Task goal:
Look through the data and write out every line with the word "Automatically" in it.

Supplied records:
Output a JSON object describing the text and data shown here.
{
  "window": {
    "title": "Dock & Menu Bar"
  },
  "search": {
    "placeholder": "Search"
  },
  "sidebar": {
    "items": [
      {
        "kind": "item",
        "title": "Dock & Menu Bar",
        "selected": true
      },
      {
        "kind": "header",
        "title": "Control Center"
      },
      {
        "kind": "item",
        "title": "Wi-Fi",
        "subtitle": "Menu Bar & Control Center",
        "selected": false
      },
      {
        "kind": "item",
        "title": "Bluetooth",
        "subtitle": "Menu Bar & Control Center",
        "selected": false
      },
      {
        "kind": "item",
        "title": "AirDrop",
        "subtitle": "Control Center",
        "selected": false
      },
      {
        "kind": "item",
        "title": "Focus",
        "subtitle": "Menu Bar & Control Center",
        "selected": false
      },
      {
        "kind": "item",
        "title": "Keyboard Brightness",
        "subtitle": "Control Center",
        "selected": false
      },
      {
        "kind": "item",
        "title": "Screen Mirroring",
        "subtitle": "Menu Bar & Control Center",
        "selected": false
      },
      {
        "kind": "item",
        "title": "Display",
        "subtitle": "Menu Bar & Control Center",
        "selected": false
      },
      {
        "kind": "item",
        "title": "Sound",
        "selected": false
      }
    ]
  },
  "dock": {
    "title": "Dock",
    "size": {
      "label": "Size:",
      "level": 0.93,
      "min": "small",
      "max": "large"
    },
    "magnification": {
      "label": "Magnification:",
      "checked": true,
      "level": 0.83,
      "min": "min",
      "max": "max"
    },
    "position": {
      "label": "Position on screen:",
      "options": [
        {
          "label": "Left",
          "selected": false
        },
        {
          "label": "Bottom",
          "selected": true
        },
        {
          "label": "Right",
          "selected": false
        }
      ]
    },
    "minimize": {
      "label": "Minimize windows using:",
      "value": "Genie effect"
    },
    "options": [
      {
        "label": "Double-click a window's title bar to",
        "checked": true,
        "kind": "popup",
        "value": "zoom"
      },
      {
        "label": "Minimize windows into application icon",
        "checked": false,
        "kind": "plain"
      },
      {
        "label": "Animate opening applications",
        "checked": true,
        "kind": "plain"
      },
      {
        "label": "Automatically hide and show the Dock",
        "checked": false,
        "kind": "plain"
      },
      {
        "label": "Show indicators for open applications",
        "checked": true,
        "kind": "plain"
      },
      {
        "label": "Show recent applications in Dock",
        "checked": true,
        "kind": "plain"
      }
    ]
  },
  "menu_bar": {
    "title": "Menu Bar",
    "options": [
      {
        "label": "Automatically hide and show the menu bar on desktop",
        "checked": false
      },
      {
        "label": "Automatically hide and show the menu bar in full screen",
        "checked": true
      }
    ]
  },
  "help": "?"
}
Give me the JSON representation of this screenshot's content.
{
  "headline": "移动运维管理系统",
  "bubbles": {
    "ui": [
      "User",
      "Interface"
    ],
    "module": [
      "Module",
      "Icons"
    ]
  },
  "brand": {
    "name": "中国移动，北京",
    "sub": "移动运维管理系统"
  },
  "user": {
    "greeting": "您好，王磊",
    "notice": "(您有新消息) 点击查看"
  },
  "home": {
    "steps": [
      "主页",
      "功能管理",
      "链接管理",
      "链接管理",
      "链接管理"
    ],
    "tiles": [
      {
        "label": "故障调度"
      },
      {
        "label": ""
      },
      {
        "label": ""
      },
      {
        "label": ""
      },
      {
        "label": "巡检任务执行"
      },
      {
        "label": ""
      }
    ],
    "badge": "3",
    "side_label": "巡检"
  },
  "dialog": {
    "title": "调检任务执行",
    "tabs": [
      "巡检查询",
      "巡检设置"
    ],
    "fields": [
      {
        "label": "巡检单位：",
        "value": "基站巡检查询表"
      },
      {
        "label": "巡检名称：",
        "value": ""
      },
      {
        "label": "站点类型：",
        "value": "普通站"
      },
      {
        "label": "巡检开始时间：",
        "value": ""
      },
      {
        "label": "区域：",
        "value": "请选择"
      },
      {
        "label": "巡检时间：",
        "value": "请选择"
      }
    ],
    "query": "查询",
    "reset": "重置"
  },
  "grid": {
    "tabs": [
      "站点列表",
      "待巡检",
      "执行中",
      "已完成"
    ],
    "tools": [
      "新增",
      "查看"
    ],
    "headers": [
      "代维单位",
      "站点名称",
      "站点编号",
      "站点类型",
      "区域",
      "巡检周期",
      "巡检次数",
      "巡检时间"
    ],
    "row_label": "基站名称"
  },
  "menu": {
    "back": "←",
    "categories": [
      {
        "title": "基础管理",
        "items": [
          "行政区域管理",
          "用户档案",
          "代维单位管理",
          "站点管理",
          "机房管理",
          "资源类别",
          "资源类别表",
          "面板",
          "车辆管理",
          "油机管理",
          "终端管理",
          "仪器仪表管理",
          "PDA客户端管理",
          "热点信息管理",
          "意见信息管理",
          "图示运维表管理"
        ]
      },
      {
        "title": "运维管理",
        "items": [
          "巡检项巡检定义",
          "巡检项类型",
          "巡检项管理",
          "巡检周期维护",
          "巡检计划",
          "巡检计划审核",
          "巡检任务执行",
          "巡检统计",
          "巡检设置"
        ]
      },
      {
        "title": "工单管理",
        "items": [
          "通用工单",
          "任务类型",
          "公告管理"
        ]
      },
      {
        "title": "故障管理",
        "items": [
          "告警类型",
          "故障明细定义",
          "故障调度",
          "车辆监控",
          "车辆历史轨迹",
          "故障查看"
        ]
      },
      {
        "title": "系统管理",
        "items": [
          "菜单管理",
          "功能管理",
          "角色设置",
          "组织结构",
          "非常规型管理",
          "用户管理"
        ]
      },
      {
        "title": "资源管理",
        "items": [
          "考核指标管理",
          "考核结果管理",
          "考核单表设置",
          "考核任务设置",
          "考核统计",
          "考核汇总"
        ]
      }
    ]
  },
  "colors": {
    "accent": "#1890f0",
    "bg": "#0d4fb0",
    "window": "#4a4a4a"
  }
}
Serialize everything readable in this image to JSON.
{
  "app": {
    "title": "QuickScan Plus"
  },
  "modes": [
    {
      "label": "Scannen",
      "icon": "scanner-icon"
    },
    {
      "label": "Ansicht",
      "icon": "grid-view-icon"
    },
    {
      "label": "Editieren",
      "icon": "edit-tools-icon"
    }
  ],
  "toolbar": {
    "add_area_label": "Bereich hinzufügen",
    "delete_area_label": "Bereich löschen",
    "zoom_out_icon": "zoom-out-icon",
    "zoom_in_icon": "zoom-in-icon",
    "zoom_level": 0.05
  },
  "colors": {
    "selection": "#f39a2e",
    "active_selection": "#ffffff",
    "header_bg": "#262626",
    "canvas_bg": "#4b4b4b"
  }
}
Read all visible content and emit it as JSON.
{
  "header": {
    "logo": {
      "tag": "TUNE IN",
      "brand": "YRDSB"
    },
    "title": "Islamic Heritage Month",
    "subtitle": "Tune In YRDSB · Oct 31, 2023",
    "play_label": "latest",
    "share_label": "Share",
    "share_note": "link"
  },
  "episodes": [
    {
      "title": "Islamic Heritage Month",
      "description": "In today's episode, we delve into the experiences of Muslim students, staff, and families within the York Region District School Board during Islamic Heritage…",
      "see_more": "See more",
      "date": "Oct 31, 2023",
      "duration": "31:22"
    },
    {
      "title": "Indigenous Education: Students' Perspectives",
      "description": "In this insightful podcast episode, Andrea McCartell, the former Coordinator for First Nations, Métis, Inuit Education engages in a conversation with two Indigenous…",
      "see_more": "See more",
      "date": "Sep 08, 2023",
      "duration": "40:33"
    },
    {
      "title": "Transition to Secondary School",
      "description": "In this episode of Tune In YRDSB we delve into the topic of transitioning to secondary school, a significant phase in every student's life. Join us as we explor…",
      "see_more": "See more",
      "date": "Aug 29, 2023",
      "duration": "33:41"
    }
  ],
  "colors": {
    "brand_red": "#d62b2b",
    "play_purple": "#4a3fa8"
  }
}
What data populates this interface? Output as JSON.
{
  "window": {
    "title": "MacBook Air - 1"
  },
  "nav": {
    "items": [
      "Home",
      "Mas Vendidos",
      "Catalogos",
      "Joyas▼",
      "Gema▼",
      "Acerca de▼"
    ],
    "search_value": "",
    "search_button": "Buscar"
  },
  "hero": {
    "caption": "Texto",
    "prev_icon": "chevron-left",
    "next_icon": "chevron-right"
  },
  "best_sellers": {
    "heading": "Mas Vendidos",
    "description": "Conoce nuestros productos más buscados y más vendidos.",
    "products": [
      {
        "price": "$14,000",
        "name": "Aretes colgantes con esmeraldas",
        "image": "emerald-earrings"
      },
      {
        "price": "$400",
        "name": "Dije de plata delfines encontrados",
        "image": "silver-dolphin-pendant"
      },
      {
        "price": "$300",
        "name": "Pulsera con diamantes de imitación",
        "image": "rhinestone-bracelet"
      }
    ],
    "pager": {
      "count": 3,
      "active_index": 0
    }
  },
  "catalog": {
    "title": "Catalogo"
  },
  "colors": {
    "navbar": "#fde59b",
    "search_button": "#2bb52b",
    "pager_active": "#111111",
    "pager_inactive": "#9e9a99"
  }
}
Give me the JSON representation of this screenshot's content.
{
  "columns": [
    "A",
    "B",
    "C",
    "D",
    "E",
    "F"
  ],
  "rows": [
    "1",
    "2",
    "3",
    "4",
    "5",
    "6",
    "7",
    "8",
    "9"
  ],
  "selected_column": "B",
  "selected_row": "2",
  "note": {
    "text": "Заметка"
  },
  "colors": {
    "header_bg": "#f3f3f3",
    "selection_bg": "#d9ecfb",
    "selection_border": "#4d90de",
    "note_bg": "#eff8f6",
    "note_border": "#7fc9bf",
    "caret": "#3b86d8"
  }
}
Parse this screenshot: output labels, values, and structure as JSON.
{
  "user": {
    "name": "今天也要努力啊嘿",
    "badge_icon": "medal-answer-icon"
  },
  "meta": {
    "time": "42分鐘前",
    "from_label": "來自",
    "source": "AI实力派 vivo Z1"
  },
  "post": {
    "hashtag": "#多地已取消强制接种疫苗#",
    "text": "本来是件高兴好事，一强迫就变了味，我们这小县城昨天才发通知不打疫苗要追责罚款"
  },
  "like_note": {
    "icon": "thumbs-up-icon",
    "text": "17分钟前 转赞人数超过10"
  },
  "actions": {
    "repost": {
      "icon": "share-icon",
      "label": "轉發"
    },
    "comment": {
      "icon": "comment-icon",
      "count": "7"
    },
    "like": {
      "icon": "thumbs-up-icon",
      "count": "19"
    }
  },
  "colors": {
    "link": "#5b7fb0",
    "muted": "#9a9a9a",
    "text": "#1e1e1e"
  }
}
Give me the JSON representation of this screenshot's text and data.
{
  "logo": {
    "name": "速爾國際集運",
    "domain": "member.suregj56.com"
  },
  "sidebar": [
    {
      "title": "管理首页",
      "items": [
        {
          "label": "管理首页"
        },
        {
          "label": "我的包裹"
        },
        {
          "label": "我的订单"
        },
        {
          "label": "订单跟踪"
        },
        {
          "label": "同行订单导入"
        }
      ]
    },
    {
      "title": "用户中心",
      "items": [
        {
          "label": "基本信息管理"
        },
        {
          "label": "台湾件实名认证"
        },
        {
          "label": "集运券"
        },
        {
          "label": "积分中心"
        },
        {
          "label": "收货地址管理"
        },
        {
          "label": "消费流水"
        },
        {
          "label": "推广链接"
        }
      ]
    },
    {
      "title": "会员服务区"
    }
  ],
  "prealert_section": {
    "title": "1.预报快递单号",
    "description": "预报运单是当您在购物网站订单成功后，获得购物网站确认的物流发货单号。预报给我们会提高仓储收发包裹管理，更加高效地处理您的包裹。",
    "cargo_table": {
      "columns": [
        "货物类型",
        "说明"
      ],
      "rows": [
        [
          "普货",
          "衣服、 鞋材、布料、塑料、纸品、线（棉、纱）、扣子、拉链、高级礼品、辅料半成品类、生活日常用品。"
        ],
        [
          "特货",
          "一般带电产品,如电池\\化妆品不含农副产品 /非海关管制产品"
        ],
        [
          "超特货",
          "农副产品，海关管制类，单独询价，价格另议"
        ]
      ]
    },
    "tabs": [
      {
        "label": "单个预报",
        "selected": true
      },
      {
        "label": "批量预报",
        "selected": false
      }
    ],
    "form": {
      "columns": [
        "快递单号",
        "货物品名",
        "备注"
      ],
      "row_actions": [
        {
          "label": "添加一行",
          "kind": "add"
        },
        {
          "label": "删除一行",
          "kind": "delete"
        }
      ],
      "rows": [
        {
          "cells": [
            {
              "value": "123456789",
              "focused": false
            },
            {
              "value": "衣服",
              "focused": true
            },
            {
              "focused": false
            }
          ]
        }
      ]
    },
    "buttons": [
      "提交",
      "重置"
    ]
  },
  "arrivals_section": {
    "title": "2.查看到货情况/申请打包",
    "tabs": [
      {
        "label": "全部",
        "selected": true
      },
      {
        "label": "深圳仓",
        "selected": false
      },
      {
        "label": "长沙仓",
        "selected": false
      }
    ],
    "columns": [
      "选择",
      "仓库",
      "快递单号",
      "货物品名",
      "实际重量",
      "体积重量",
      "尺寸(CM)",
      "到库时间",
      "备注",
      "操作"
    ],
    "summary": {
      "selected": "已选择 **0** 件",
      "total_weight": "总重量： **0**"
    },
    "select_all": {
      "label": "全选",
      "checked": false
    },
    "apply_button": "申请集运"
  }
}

Your response:
        "label": "Automatically hide and show the Dock",
        "label": "Automatically hide and show the menu bar on desktop",
        "label": "Automatically hide and show the menu bar in full screen",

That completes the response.